Highly Difficult: How millions have bought a high
definition TV… but don’t have a clue how to make it work
By SARA NATHAN
Millions of Britons mistakenly think they are watching high definition television even though they aren’t using the right equipment
Millions of Britons mistakenly think they are watching high definition television even though they aren’t using the right equipment, a study has found.
Despite spending an average of £500 on flat-screen ‘HD-ready’ TVs, many viewers do not realise they also need a special set-top box or a Blu-ray DVD player to unlock the ultra-sharp pictures.
More than 6million are unwittingly missing out on the high definition revolution, the figures from the British Video Association (BVA) suggest.
The research, based on a poll of 9,500 viewers, showed that 30 per cent thought they could watch high definition programmes or Blu-ray discs at home.
It then revealed, however, that almost half of those who believed they were watching in HD had not actually connected the necessary player or set-top box.
It is thought that more than 55 per cent of UK households have invested in an HD-ready television.

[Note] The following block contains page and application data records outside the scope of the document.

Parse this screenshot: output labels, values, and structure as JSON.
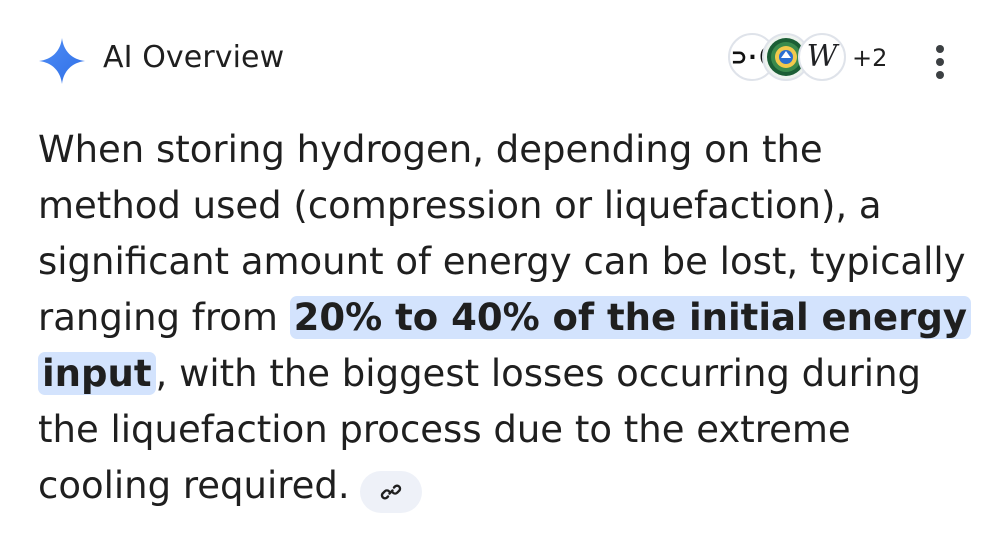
{
  "header": {
    "title": "AI Overview",
    "spark_icon": "gemini-spark-icon",
    "more_sources_count": "+2",
    "menu_icon": "more-vert-icon"
  },
  "sources": [
    {
      "name": "source-1",
      "glyph": "⊃·C"
    },
    {
      "name": "source-2",
      "icon": "energy-department-seal-icon"
    },
    {
      "name": "source-3",
      "glyph": "W"
    }
  ],
  "answer": {
    "text_before": "When storing hydrogen, depending on the method used (compression or liquefaction), a significant amount of energy can be lost, typically ranging from ",
    "highlight": "20% to 40% of the initial energy input",
    "text_after": ", with the biggest losses occurring during the liquefaction process due to the extreme cooling required.",
    "link_icon": "link-icon"
  },
  "colors": {
    "accent": "#4285f4",
    "highlight_bg": "#d3e3fd",
    "chip_bg": "#eef1f8",
    "text": "#1f1f1f"
  }
}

Prices start at around £300 for a 32in screen, but can rise to more than £1,000.
In order to watch high definition programmes, viewers need to sign up with a provider such as Sky or Virgin or buy a Freeview or Freesat set-top box.

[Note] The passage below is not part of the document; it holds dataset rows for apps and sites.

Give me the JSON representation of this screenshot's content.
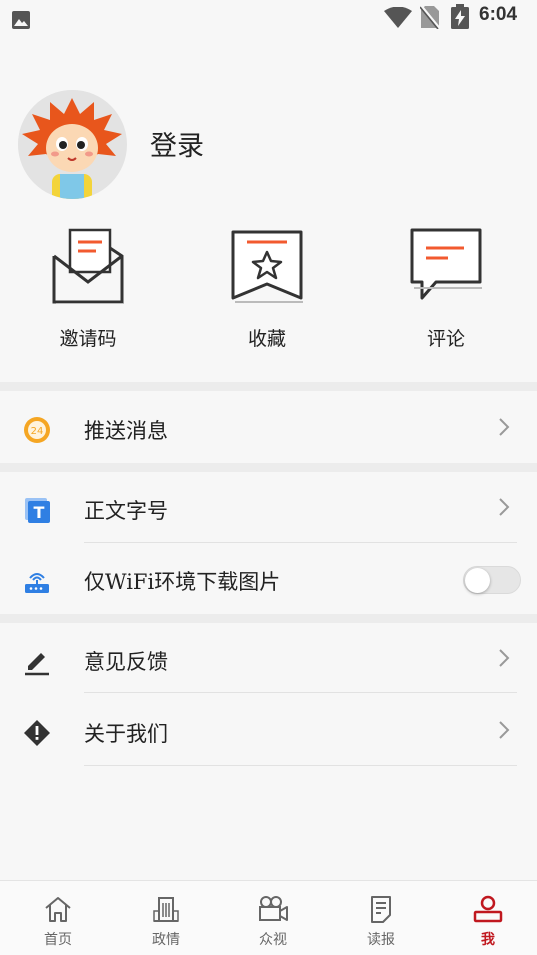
{
  "status_bar": {
    "time": "6:04"
  },
  "profile": {
    "login_label": "登录"
  },
  "quick_actions": [
    {
      "label": "邀请码",
      "icon": "envelope-icon"
    },
    {
      "label": "收藏",
      "icon": "bookmark-star-icon"
    },
    {
      "label": "评论",
      "icon": "comment-icon"
    }
  ],
  "settings": {
    "push": {
      "label": "推送消息",
      "badge": "24"
    },
    "font_size": {
      "label": "正文字号"
    },
    "wifi_images": {
      "label": "仅WiFi环境下载图片",
      "enabled": false
    },
    "feedback": {
      "label": "意见反馈"
    },
    "about": {
      "label": "关于我们"
    }
  },
  "tabs": [
    {
      "label": "首页",
      "icon": "home-icon",
      "active": false
    },
    {
      "label": "政情",
      "icon": "building-icon",
      "active": false
    },
    {
      "label": "众视",
      "icon": "video-camera-icon",
      "active": false
    },
    {
      "label": "读报",
      "icon": "newspaper-icon",
      "active": false
    },
    {
      "label": "我",
      "icon": "person-icon",
      "active": true
    }
  ],
  "colors": {
    "accent": "#c0181f",
    "icon_orange": "#f25a2f",
    "push_badge": "#f5a623",
    "blue_icon": "#2f7fe3"
  }
}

BVA spokesman Simon Heller said: ‘In the run-up to the World Cup even more people will be looking to invest in HD, but they need to be aware that a high-definition television alone does not mean that they are watching content in high definition.’
There are currently three HD channels available to Freesat viewers, three for Freeview viewers, 41 for Sky Digital customers and 12 available via Virgin Media.